As far as decks go, I always use a very basic Weyland and very basic Kate deck to teach. I think they play the game in the most "traditional" fashion, with emphasis on keeping players out of forts and ice breaking to make access, with no traps.
After the player gets the gist of the game, I tell them about traps and play them against a modified haas-bioroid and criminals deck.
I've found it much easier to teach the game to someone who has previous with other CCGs / LCGs like e.g Magic.
I tend to start by explaining that everything revolves around agendas - the runners are trying to steal them and the corp is trying to score them to win. I show an agenda card and run through the text on it. I would then move on to explain ICE (used to protect these agendas) and demonstrate / talk through a few cards and then icebreakers as the natural follow-up.
I've found this works well for me in the past. Good luck !
I actually wrote a bit of a tutorial so my FLGS can teach other people. My recommendations:
1) Use very basic cards that have to do with money and runs.
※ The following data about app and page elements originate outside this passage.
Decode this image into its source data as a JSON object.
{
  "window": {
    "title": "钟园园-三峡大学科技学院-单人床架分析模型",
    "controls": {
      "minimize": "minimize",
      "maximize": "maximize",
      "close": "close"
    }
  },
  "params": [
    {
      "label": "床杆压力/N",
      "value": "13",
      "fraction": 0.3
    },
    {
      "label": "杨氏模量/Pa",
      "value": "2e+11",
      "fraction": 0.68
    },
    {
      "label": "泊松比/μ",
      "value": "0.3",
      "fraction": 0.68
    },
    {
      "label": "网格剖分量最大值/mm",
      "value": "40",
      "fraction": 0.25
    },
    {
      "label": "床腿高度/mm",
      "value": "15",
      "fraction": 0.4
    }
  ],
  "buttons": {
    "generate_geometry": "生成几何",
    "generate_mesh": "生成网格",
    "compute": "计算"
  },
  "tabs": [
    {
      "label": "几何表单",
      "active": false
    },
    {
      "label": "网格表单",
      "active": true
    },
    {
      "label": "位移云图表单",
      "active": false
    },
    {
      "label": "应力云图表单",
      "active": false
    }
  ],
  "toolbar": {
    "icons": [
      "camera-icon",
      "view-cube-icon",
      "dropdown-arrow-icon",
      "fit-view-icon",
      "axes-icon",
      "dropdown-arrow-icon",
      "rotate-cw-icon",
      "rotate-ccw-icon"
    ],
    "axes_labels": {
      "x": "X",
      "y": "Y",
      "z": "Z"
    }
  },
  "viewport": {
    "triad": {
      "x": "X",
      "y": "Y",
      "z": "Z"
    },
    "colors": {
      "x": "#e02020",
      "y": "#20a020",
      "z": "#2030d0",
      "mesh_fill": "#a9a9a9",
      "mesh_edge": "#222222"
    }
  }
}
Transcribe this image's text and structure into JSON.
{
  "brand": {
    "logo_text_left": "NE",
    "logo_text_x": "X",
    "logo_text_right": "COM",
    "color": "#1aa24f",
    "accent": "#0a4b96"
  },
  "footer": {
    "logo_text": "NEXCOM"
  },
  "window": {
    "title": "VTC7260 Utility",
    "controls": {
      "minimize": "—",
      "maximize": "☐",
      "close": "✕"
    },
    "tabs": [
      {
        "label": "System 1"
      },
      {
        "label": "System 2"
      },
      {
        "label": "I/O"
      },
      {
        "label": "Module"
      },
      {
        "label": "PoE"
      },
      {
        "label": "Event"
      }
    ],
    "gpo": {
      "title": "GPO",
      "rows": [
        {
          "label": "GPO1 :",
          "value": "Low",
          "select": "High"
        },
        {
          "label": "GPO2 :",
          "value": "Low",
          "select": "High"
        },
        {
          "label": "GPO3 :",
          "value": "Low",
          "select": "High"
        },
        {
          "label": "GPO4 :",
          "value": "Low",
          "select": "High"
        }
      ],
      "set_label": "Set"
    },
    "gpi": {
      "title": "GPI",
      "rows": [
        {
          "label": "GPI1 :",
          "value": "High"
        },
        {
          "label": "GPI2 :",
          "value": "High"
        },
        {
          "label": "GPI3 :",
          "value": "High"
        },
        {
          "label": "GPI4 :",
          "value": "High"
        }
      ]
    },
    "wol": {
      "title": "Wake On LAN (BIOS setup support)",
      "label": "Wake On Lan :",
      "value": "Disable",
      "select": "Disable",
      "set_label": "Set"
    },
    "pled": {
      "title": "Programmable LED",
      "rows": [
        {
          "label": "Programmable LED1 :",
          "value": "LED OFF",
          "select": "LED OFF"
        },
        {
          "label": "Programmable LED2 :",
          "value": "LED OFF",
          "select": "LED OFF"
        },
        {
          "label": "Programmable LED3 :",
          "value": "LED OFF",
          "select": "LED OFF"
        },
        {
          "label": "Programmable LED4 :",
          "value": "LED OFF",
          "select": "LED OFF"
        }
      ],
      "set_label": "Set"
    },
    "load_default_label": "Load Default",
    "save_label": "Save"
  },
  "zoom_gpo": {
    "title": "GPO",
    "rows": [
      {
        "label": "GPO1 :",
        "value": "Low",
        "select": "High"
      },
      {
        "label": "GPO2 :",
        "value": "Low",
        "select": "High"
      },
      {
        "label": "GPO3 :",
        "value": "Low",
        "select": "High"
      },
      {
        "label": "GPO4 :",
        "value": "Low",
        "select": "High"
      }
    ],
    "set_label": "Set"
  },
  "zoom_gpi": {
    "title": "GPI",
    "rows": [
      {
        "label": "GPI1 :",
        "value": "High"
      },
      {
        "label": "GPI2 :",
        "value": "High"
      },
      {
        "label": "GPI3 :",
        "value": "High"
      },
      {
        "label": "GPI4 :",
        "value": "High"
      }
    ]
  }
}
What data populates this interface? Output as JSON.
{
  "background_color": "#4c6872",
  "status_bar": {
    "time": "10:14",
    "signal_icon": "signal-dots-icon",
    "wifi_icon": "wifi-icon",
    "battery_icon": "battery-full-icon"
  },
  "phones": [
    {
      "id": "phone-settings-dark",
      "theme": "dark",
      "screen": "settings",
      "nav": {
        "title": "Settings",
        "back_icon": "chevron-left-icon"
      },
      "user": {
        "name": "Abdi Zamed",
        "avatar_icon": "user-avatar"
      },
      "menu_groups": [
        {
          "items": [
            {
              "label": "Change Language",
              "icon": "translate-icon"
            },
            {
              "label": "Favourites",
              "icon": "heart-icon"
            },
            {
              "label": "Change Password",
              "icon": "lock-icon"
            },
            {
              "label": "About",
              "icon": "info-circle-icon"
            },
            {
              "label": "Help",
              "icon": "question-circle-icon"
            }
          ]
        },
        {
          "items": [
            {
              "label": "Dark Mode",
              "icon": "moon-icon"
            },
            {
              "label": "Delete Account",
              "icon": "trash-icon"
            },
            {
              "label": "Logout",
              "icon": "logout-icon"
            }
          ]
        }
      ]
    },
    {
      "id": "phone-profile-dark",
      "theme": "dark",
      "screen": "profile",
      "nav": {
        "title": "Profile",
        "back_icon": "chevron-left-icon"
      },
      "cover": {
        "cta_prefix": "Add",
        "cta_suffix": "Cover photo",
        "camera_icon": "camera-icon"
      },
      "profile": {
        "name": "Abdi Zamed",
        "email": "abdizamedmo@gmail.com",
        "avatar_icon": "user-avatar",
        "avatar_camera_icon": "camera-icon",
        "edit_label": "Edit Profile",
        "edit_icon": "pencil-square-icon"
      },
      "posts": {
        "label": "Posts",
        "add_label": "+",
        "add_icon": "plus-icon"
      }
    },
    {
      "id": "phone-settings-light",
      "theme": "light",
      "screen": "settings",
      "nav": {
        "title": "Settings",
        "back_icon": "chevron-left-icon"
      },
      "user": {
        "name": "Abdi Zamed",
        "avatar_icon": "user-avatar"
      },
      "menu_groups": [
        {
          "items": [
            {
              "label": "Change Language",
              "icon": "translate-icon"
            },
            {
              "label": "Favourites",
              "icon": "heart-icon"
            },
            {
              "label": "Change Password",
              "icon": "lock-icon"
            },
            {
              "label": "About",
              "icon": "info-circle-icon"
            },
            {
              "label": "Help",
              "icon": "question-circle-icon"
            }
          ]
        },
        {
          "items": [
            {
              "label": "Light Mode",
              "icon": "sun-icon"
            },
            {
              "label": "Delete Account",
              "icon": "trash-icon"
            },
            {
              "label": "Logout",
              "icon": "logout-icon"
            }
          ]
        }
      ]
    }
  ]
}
No traces, tags, or viruses; not even turn structure, central servers, damage or trash costs.
2) Explain the asymmetry by saying the Corp has all the secrets, making them a defensive role. The Runner has no secrets, making them aggressive. Segue into Agenda points and winning.
3) Explain that the Runner plays cards very traditionally - cards are played face up and clicks/costs are paid immediately. The Corp plays cards very differently though, in a two-step manner - they cost a click and go facedown first, and are later turned faceup and paid for. This is a good thing! If the Corp waits as long as possible to rez cards, it can keep its secrets and surprise the Runner. Notice how cards that are rezzed have black cost icons and Agendas have white cost icons.
4)Demonstrate Events/Operations by playing a Hedge Fund and a Sure Gamble. Set up a simple remote server with Wall of Static and Rototurret. Then walk the newbie through a basic run, showing them how runs are expensive for both sides.
This is enough to show the underlying structure of the game, and a little bit of what makes the game so interesting: how both sides marshal their forces that are spent during runs, and how the corp keeps the runner guessing. If you see that lightbulb turn on above the newbie's head, mention that there are several more things that make the game more interesting, like what the Runner does to central servers, damage and trashing assets/upgrades.
EDIT: If you can get your hands on a double-sided playmat, it'll help immensely. Something with labeled card areas and a click counter and the list of things to do with clicks.